An anonymous reader quotes a report from Reuters: The Biden administration on Thursday unveiled a sweeping plan to slash greenhouse gas emissions from the U.S. power industry, one of the biggest steps so far in its effort to decarbonize the economy to fight climate change. The proposal would limit how much carbon dioxide power plants, which are the source of more than a quarter of U.S. emissions, can chuff into the atmosphere, putting the industry on a years-long course to install billions of dollars of new equipment or shut down. Environmental groups and scientists have long argued that such steps are crucial to curb global warming, but fossil fuel-producing states argue that they represent government overreach and threaten to destabilize the electric grid.
The proposal sets standards that would push power companies to install carbon capture equipment (CCS) that can siphon the CO2 from a plant’s smokestack before it reaches the atmosphere, or use super-low-emissions hydrogen as a fuel.
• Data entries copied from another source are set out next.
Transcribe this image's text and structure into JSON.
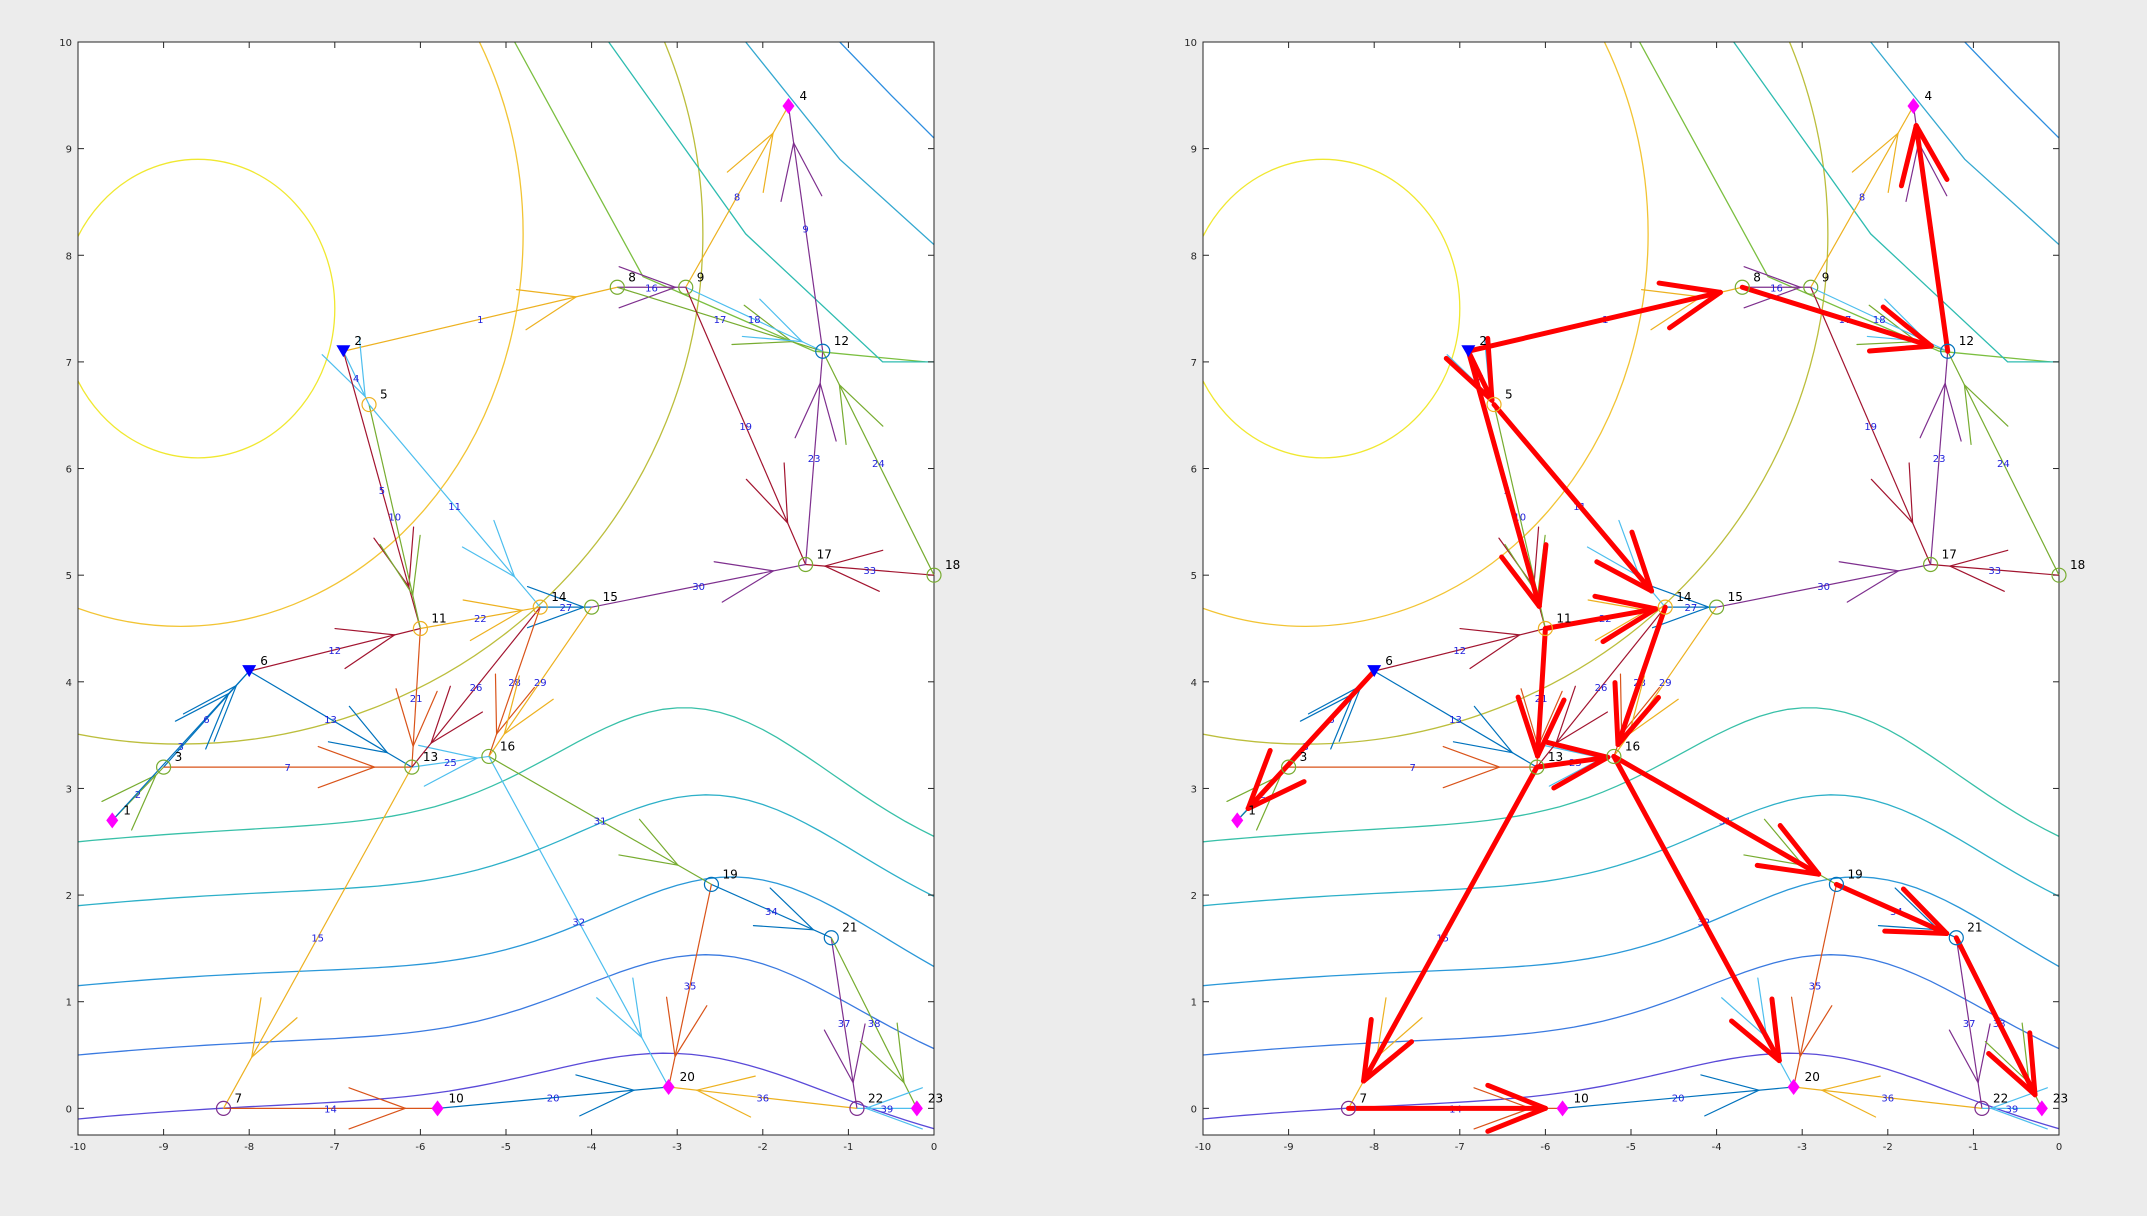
{
  "chart_data": [
    {
      "type": "network",
      "xlim": [
        -10,
        0
      ],
      "ylim": [
        -0.25,
        10
      ],
      "xticks": [
        -10,
        -9,
        -8,
        -7,
        -6,
        -5,
        -4,
        -3,
        -2,
        -1,
        0
      ],
      "yticks": [
        0,
        1,
        2,
        3,
        4,
        5,
        6,
        7,
        8,
        9,
        10
      ],
      "highlight_path": []
    },
    {
      "type": "network",
      "xlim": [
        -10,
        0
      ],
      "ylim": [
        -0.25,
        10
      ],
      "xticks": [
        -10,
        -9,
        -8,
        -7,
        -6,
        -5,
        -4,
        -3,
        -2,
        -1,
        0
      ],
      "yticks": [
        0,
        1,
        2,
        3,
        4,
        5,
        6,
        7,
        8,
        9,
        10
      ],
      "highlight_path": [
        2,
        5,
        11,
        13,
        16,
        19,
        21,
        23,
        8,
        12,
        4,
        6,
        1,
        7,
        10,
        14,
        15,
        20
      ],
      "highlight_color": "#ff0000"
    }
  ],
  "nodes": [
    {
      "id": 1,
      "label": "1",
      "x": -9.6,
      "y": 2.7,
      "marker": "diamond",
      "color": "#ff00ff"
    },
    {
      "id": 2,
      "label": "2",
      "x": -6.9,
      "y": 7.1,
      "marker": "triangle",
      "color": "#0000ff"
    },
    {
      "id": 3,
      "label": "3",
      "x": -9.0,
      "y": 3.2,
      "marker": "circle",
      "color": "#77ac30"
    },
    {
      "id": 4,
      "label": "4",
      "x": -1.7,
      "y": 9.4,
      "marker": "diamond",
      "color": "#ff00ff"
    },
    {
      "id": 5,
      "label": "5",
      "x": -6.6,
      "y": 6.6,
      "marker": "circle",
      "color": "#edb120"
    },
    {
      "id": 6,
      "label": "6",
      "x": -8.0,
      "y": 4.1,
      "marker": "triangle",
      "color": "#0000ff"
    },
    {
      "id": 7,
      "label": "7",
      "x": -8.3,
      "y": 0.0,
      "marker": "circle",
      "color": "#7e2f8e"
    },
    {
      "id": 8,
      "label": "8",
      "x": -3.7,
      "y": 7.7,
      "marker": "circle",
      "color": "#77ac30"
    },
    {
      "id": 9,
      "label": "9",
      "x": -2.9,
      "y": 7.7,
      "marker": "circle",
      "color": "#77ac30"
    },
    {
      "id": 10,
      "label": "10",
      "x": -5.8,
      "y": 0.0,
      "marker": "diamond",
      "color": "#ff00ff"
    },
    {
      "id": 11,
      "label": "11",
      "x": -6.0,
      "y": 4.5,
      "marker": "circle",
      "color": "#edb120"
    },
    {
      "id": 12,
      "label": "12",
      "x": -1.3,
      "y": 7.1,
      "marker": "circle",
      "color": "#0072bd"
    },
    {
      "id": 13,
      "label": "13",
      "x": -6.1,
      "y": 3.2,
      "marker": "circle",
      "color": "#77ac30"
    },
    {
      "id": 14,
      "label": "14",
      "x": -4.6,
      "y": 4.7,
      "marker": "circle",
      "color": "#edb120"
    },
    {
      "id": 15,
      "label": "15",
      "x": -4.0,
      "y": 4.7,
      "marker": "circle",
      "color": "#77ac30"
    },
    {
      "id": 16,
      "label": "16",
      "x": -5.2,
      "y": 3.3,
      "marker": "circle",
      "color": "#77ac30"
    },
    {
      "id": 17,
      "label": "17",
      "x": -1.5,
      "y": 5.1,
      "marker": "circle",
      "color": "#77ac30"
    },
    {
      "id": 18,
      "label": "18",
      "x": 0.0,
      "y": 5.0,
      "marker": "circle",
      "color": "#77ac30"
    },
    {
      "id": 19,
      "label": "19",
      "x": -2.6,
      "y": 2.1,
      "marker": "circle",
      "color": "#0072bd"
    },
    {
      "id": 20,
      "label": "20",
      "x": -3.1,
      "y": 0.2,
      "marker": "diamond",
      "color": "#ff00ff"
    },
    {
      "id": 21,
      "label": "21",
      "x": -1.2,
      "y": 1.6,
      "marker": "circle",
      "color": "#0072bd"
    },
    {
      "id": 22,
      "label": "22",
      "x": -0.9,
      "y": 0.0,
      "marker": "circle",
      "color": "#7e2f8e"
    },
    {
      "id": 23,
      "label": "23",
      "x": -0.2,
      "y": 0.0,
      "marker": "diamond",
      "color": "#ff00ff"
    }
  ],
  "edges": [
    {
      "id": 1,
      "label": "1",
      "from": 2,
      "to": 8,
      "color": "#edb120"
    },
    {
      "id": 2,
      "label": "2",
      "from": 1,
      "to": 3,
      "color": "#77ac30"
    },
    {
      "id": 3,
      "label": "3",
      "from": 1,
      "to": 6,
      "color": "#0072bd"
    },
    {
      "id": 4,
      "label": "4",
      "from": 2,
      "to": 5,
      "color": "#4dbeee"
    },
    {
      "id": 5,
      "label": "5",
      "from": 2,
      "to": 11,
      "color": "#a2142f"
    },
    {
      "id": 6,
      "label": "6",
      "from": 3,
      "to": 6,
      "color": "#0072bd"
    },
    {
      "id": 7,
      "label": "7",
      "from": 3,
      "to": 13,
      "color": "#d95319"
    },
    {
      "id": 8,
      "label": "8",
      "from": 9,
      "to": 4,
      "color": "#edb120"
    },
    {
      "id": 9,
      "label": "9",
      "from": 12,
      "to": 4,
      "color": "#7e2f8e"
    },
    {
      "id": 10,
      "label": "10",
      "from": 5,
      "to": 11,
      "color": "#77ac30"
    },
    {
      "id": 11,
      "label": "11",
      "from": 5,
      "to": 14,
      "color": "#4dbeee"
    },
    {
      "id": 12,
      "label": "12",
      "from": 6,
      "to": 11,
      "color": "#a2142f"
    },
    {
      "id": 13,
      "label": "13",
      "from": 6,
      "to": 13,
      "color": "#0072bd"
    },
    {
      "id": 14,
      "label": "14",
      "from": 7,
      "to": 10,
      "color": "#d95319"
    },
    {
      "id": 15,
      "label": "15",
      "from": 13,
      "to": 7,
      "color": "#edb120"
    },
    {
      "id": 16,
      "label": "16",
      "from": 8,
      "to": 9,
      "color": "#7e2f8e"
    },
    {
      "id": 17,
      "label": "17",
      "from": 8,
      "to": 12,
      "color": "#77ac30"
    },
    {
      "id": 18,
      "label": "18",
      "from": 9,
      "to": 12,
      "color": "#4dbeee"
    },
    {
      "id": 19,
      "label": "19",
      "from": 9,
      "to": 17,
      "color": "#a2142f"
    },
    {
      "id": 20,
      "label": "20",
      "from": 10,
      "to": 20,
      "color": "#0072bd"
    },
    {
      "id": 21,
      "label": "21",
      "from": 11,
      "to": 13,
      "color": "#d95319"
    },
    {
      "id": 22,
      "label": "22",
      "from": 11,
      "to": 14,
      "color": "#edb120"
    },
    {
      "id": 23,
      "label": "23",
      "from": 17,
      "to": 12,
      "color": "#7e2f8e"
    },
    {
      "id": 24,
      "label": "24",
      "from": 18,
      "to": 12,
      "color": "#77ac30"
    },
    {
      "id": 25,
      "label": "25",
      "from": 13,
      "to": 16,
      "color": "#4dbeee"
    },
    {
      "id": 26,
      "label": "26",
      "from": 14,
      "to": 13,
      "color": "#a2142f"
    },
    {
      "id": 27,
      "label": "27",
      "from": 14,
      "to": 15,
      "color": "#0072bd"
    },
    {
      "id": 28,
      "label": "28",
      "from": 14,
      "to": 16,
      "color": "#d95319"
    },
    {
      "id": 29,
      "label": "29",
      "from": 15,
      "to": 16,
      "color": "#edb120"
    },
    {
      "id": 30,
      "label": "30",
      "from": 15,
      "to": 17,
      "color": "#7e2f8e"
    },
    {
      "id": 31,
      "label": "31",
      "from": 16,
      "to": 19,
      "color": "#77ac30"
    },
    {
      "id": 32,
      "label": "32",
      "from": 16,
      "to": 20,
      "color": "#4dbeee"
    },
    {
      "id": 33,
      "label": "33",
      "from": 18,
      "to": 17,
      "color": "#a2142f"
    },
    {
      "id": 34,
      "label": "34",
      "from": 19,
      "to": 21,
      "color": "#0072bd"
    },
    {
      "id": 35,
      "label": "35",
      "from": 19,
      "to": 20,
      "color": "#d95319"
    },
    {
      "id": 36,
      "label": "36",
      "from": 22,
      "to": 20,
      "color": "#edb120"
    },
    {
      "id": 37,
      "label": "37",
      "from": 21,
      "to": 22,
      "color": "#7e2f8e"
    },
    {
      "id": 38,
      "label": "38",
      "from": 21,
      "to": 23,
      "color": "#77ac30"
    },
    {
      "id": 39,
      "label": "39",
      "from": 23,
      "to": 22,
      "color": "#4dbeee"
    }
  ],
  "highlight_edges": [
    {
      "from": 2,
      "to": 8
    },
    {
      "from": 2,
      "to": 5
    },
    {
      "from": 2,
      "to": 11
    },
    {
      "from": 5,
      "to": 14
    },
    {
      "from": 11,
      "to": 14
    },
    {
      "from": 11,
      "to": 13
    },
    {
      "from": 14,
      "to": 16
    },
    {
      "from": 13,
      "to": 16
    },
    {
      "from": 13,
      "to": 7
    },
    {
      "from": 7,
      "to": 10
    },
    {
      "from": 16,
      "to": 19
    },
    {
      "from": 16,
      "to": 20
    },
    {
      "from": 19,
      "to": 21
    },
    {
      "from": 21,
      "to": 23
    },
    {
      "from": 8,
      "to": 12
    },
    {
      "from": 12,
      "to": 4
    },
    {
      "from": 6,
      "to": 1
    }
  ]
}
The Environmental Protection Agency projects the plan would cut carbon emissions from coal plants and new gas plants by 617 million tons between 2028 and 2042, the equivalent of reducing the annual emissions of 137 million passenger vehicles. “Today we’re proposing new technology standards that will significantly reduce greenhouse gas emissions from fossil fuel power plants, protecting health and protecting our planet,” EPA Administrator Michael Regan told students at the University of Maryland on their last day of school on Thursday.
Regan said that the agency has wielded the power of the federal Clean Air Act to craft the new power plant rules, along with a suite of other measures aimed at tackling vehicle emissions, as well as potent greenhouse gases methane and HFCs, that would reduce the equivalent of 15 billion tonnes of greenhouse gas emissions between 2022 and 2055. The proposal, more than 18 months in the making, reflects constraints imposed on the EPA by the Supreme Court, which ruled last year that the agency cannot impose a system-wide shift from fossil fuels to renewable energy, but can regulate plants by setting technology-based standards applied on-site.